I’ve been using Emacs since I started writing my first program 5 years ago (well, actually I wrote HTML and CSS long before that, but that doesn’t count, right?). I never intend to move on to Vi, Nano, and especially IDE editor, because I simply just cant move my pinky finger from Ctrl, it just automatically gets stuck there. And the IDE editors are just too fancy for me. (By the way I used to play Counter Strike, and just can’t erase the habit of putting the finger there.)

Emacs vs Vi, Source: The Internet Patrol

Related discussion: IDE or Text Editor?

Anyway the most annoying problem when developing with Emacs is the project management, right? Since we don’t want to C-x C-c to grep some information, or split the Emacs window to then do some shell stuffs there. It’s pretty troublesome when you quit your Emacs and then you have to split the windows to your preference again. Times like these, usually you have to predefine the splitting functions to .emacs. It’s gonna waste more of your precious time again.

Well brace yourself, this tool is the perfect tool for project management for Emacs, e2wm

Basically there are 5 kinds of perspectives you can choose for splitting the window: Code, Two, Doc, Dashboard, and Array perspective, which respectively has different Emacs plugin, such as imenu, or bufferlist.

e2wm: code mode

e2wm: two mode

e2wm: code mode with shell window

To use e2wm is simple, what you have to do is just download e2wm-config.el, e2wm-vcs.el, and e2wm.el, and then put it in your Emacs path (usually is ~/.emacs.d/), and then add:

(require 'e2wm)
(global-set-key (kbd "M-+") 'e2wm:start-management)

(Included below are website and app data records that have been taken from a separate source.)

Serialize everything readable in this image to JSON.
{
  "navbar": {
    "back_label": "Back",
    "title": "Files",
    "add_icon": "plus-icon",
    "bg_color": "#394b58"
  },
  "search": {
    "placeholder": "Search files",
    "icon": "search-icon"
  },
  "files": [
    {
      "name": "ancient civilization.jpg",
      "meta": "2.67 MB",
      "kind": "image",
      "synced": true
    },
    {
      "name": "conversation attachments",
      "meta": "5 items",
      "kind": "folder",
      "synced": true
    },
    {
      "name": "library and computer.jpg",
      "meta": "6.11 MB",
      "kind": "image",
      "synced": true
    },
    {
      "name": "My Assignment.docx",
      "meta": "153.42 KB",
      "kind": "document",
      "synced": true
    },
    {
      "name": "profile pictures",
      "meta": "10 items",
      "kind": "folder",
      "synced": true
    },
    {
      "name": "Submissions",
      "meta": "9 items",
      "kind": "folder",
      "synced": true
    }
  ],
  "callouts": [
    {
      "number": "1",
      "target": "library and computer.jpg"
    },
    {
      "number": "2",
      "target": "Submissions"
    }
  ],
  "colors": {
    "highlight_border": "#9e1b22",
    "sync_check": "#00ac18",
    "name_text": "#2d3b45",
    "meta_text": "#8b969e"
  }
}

to your .emacs file, and then start e2wm with C-+!

The github project for e2wm can be found here.